Razlovci is known for the Razlovci Uprising and its very old church. We intend to open this not only to foreign tourists, but to our local tourists, as well. This region's future is not only in tourism, but also in agriculture and fruit growing, Delcevo Mayor Mirko Ivanov has said.

In cooperation with travel agencies, Ohrid Municipality will be organizing lunches for tourists in the Ohrid villages. Several old houses will be restored to show what life was like in the past.

Kocani is drafting a project for a spa center, aimed at exploiting its warm geothermal waters. Another plan envisages the construction of a dirt dam in the river basin area of Aramiska Cesma on Mt. Osogovo with a view to stimulating conventional and eco-tourism in the tourist area of Ponikva.
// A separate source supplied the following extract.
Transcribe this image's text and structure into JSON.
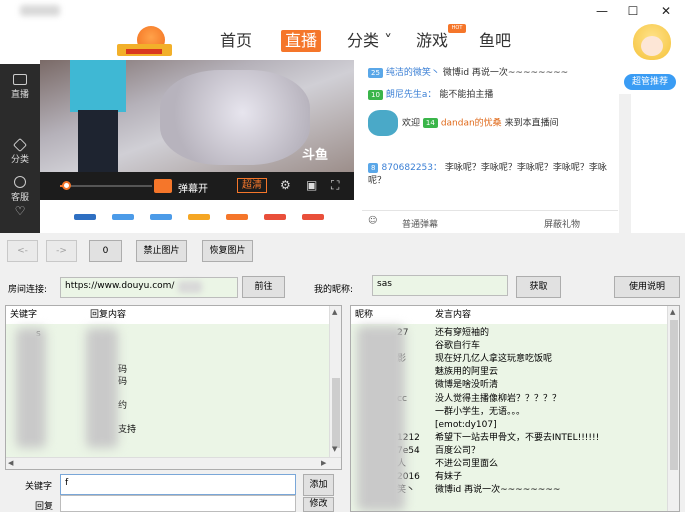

The environmentally clean nature, the man-made Lake Gratce, and one of the best hunting sites in Macedonia attract foreign visitors. Tourism based on natural resources offers a fresh chance for economic progress, Kocani Municipality representatives say.

The Wealth of Healing Waters in Macedonia

Macedonia spreads over a vast amount of geothermal waters. Inexhaustible underground lakes of this wealth of natural energy are located in Istibanja near Vinica, Kocani, Stip, Gevgelija, and Strumica, all the way to the Vardar River Valley.

Yet, except for Kocani, which has been exploiting its hot springs for as many as three decades, the other areas have barely done anything to make them work and only 0.3 percent of them are believed to be utilized. In Stip, for instance, the story of establishing a major European center for spa tourism, the main asset of which would be the healing waters of the famous Kezovica springs, has been heard for decades, but it is only this year that the local authorities are to do something concrete about it.

Stip is the most unexplored area in this respect, although the announcements of its potentials are exceptionally promising. Drilling at some 80 meters near the village of Krupiste has given way to geothermal waters, which now flow freely at a temperature of 42C. No one has done any research in that area ever since. In Istibanja near Vinica, hot waters flow on the surface of the Bregalnica and Osojnica rivers, but no one explores those sites, either. The potential of Bansko near Strumica and of the Gevgelija area have not been sufficiently investigated, either, although their potential is more modest.

It is only this year that Stip has drafted a main project for exploiting its hot springs in a spa and a recreational tourist center. These geothermal waters are a scientifically proven cure for over 20 ailments. The project envisions saunas, every type of pools, sports halls, jogging trails, restaurants, hotels, and so forth.